Each line below is to be copied out exactly, and none may be omitted.

Supplied entries ▸
+++
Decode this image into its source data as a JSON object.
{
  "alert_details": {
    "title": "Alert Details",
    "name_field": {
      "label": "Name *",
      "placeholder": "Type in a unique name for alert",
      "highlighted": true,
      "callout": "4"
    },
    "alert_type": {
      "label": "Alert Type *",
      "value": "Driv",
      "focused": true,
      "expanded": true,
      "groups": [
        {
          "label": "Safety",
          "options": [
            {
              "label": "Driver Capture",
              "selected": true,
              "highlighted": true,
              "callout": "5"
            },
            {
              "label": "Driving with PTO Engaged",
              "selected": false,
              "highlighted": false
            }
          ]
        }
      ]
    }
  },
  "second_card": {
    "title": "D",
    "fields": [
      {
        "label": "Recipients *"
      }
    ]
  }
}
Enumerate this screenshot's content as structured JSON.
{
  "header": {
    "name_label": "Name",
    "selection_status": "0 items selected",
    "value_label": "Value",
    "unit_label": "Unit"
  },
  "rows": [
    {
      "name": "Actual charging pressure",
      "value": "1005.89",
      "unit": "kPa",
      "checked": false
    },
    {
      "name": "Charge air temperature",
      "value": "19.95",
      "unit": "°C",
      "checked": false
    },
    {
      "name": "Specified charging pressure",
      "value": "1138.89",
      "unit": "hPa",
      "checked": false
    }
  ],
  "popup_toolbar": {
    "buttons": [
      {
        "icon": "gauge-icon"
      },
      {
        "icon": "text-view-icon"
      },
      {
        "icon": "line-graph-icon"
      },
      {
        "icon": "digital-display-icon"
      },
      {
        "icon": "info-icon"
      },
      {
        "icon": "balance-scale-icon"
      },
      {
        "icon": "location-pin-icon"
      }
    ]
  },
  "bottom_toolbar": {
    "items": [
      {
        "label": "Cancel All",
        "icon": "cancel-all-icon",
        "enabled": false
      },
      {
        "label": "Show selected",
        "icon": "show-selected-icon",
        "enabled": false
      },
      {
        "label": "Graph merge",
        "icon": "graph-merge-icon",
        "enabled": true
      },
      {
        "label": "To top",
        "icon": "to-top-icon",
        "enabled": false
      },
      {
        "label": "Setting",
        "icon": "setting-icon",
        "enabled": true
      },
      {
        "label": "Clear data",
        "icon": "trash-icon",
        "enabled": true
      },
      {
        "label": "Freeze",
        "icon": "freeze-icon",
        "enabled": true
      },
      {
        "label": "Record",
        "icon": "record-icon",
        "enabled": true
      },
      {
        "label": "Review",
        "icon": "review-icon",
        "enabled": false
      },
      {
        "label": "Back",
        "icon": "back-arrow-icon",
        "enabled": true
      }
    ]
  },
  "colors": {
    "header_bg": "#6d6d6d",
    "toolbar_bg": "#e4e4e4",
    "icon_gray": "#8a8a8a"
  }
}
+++
Task result ▸
Decode this image into its source data as a JSON object.
{
  "alert_details": {
    "title": "Alert Details",
    "name_field": {
      "label": "Name *",
      "placeholder": "Type in a unique name for alert",
      "highlighted": true,
      "callout": "4"
    },
    "alert_type": {
      "label": "Alert Type *",
      "value": "Driv",
      "focused": true,
      "expanded": true,
      "groups": [
        {
          "label": "Safety",
          "options": [
            {
              "label": "Driver Capture",
              "selected": true,
              "highlighted": true,
              "callout": "5"
            },
            {
              "label": "Driving with PTO Engaged",
              "selected": false,
              "highlighted": false
            }
          ]
        }
      ]
    }
  },
  "second_card": {
    "title": "D",
    "fields": [
      {
        "label": "Recipients *"
      }
    ]
  }
}
Enumerate this screenshot's content as structured JSON.
{
  "header": {
    "name_label": "Name",
    "selection_status": "0 items selected",
    "value_label": "Value",
    "unit_label": "Unit"
  },
  "rows": [
    {
      "name": "Actual charging pressure",
      "value": "1005.89",
      "unit": "kPa",
      "checked": false
    },
    {
      "name": "Charge air temperature",
      "value": "19.95",
      "unit": "°C",
      "checked": false
    },
    {
      "name": "Specified charging pressure",
      "value": "1138.89",
      "unit": "hPa",
      "checked": false
    }
  ],
  "popup_toolbar": {
    "buttons": [
      {
        "icon": "gauge-icon"
      },
      {
        "icon": "text-view-icon"
      },
      {
        "icon": "line-graph-icon"
      },
      {
        "icon": "digital-display-icon"
      },
      {
        "icon": "info-icon"
      },
      {
        "icon": "balance-scale-icon"
      },
      {
        "icon": "location-pin-icon"
      }
    ]
  },
  "bottom_toolbar": {
    "items": [
      {
        "label": "Cancel All",
        "icon": "cancel-all-icon",
        "enabled": false
      },
      {
        "label": "Show selected",
        "icon": "show-selected-icon",
        "enabled": false
      },
      {
        "label": "Graph merge",
        "icon": "graph-merge-icon",
        "enabled": true
      },
      {
        "label": "To top",
        "icon": "to-top-icon",
        "enabled": false
      },
      {
        "label": "Setting",
        "icon": "setting-icon",
        "enabled": true
      },
      {
        "label": "Clear data",
        "icon": "trash-icon",
        "enabled": true
      },
      {
        "label": "Freeze",
        "icon": "freeze-icon",
        "enabled": true
      },
      {
        "label": "Record",
        "icon": "record-icon",
        "enabled": true
      },
      {
        "label": "Review",
        "icon": "review-icon",
        "enabled": false
      },
      {
        "label": "Back",
        "icon": "back-arrow-icon",
        "enabled": true
      }
    ]
  },
  "colors": {
    "header_bg": "#6d6d6d",
    "toolbar_bg": "#e4e4e4",
    "icon_gray": "#8a8a8a"
  }
}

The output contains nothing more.